But the career graph of one of Bollywood's finest contemporary actors, Aamir Khan, should be enough to disprove the theory. Consider Aamir's recent hits: Raja Hindustani, Ghulam, Sarfarosh, Lagaan, Dil Chahta Hai and now, Rang De Basanti. Aamir has had a different female co-star in each of these films.

He worked with Karisma Kapoor in Raja Hindustani, Rani Mukherjee in Ghulam, Sonali Bendre in Sarfarosh, Gracy Singh in Lagaan, Preity Zinta in Dil Chahta Hai and British actress Alice Patten in Rang De Basanti. If Aamir's films click, it is because the masses love them, not because of who he shares screen space with.

Hrithik Roshan, too, tends to pick a new co-star with every film that he does although he has been seen on screen with Kareena Kapoor and Preity Zinta on more than one occasion. His list of co-stars is long - Kareena, Preity, Amisha Patel, Esha Deol and Rani Mukherjee. In his upcoming release, Krrish, he will be seen opposite Priyanka Chopra.

Madhuri Dixit, who reigned over Bollywood for well over a decade, never hitched her wagon to any single male superstar. From 1988's Tezaab to 2002's Devdas, Madhuri delivered at least one superhit every year but, barring Anil Kapoor (her co-star in films like Beta, Jamai Raja, Kishen Kanhaiya and Pukaar), she never formed a permanent screen pairing with anybody.

She needed no crutches.

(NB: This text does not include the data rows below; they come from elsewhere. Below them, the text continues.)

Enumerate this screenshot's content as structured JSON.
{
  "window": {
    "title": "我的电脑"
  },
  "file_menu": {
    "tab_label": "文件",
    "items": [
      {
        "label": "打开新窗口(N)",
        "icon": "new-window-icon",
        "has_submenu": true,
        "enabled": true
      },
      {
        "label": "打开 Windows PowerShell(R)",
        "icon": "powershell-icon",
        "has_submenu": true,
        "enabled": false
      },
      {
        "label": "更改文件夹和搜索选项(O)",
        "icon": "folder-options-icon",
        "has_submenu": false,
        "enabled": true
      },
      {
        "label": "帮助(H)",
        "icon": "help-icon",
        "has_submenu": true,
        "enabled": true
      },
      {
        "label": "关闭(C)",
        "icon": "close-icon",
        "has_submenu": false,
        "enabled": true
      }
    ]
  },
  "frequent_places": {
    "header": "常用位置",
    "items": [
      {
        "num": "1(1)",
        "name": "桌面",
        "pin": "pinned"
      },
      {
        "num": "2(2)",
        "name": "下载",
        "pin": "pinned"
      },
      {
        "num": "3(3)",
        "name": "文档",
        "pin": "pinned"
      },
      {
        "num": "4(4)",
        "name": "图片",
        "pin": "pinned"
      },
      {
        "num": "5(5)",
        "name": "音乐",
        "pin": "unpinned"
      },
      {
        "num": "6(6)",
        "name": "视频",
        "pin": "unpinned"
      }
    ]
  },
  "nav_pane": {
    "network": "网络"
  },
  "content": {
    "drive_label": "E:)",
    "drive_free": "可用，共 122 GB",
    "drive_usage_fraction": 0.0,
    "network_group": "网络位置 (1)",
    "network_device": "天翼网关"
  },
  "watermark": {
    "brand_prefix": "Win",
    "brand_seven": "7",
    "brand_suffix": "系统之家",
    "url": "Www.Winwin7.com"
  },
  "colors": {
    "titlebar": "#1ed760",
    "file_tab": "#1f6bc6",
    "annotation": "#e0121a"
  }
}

No matter who her male co-star was - Sanjay Kapoor in Raja, Ayub Khan in Mrityudand, Sanjay Dutt in Khalnayak or Shahrukh Khan in Dil To Pagal Hai - she never failed to leave her own stamp on the film.

When Vivek Oberoi and Aishwarya Rai formed an item on the Bollywood social scene, Kyun… Ho Gaya Na sought to capitalise on the peaking popular interest in the personal life of the two stars. The move boomeranged big time and the film sank without a trace.

Similarly, music video maker-turned-director Ken Ghosh, who had earlier delivered a big hit starring Shahid Kapur, Ishq Vishq, paired the young actor with his real-life flame, Kareena Kapoor, in Fida. Moviegoers did not quite flip for the idea.

We might see a bit of history being repeated when the screen pair Abhishek and Aishwarya - interest in their lives is at fever pitch - tests the box office waters later this year unless, of course, their films do the talking.

First Published: Apr 05, 2006 18:41 IST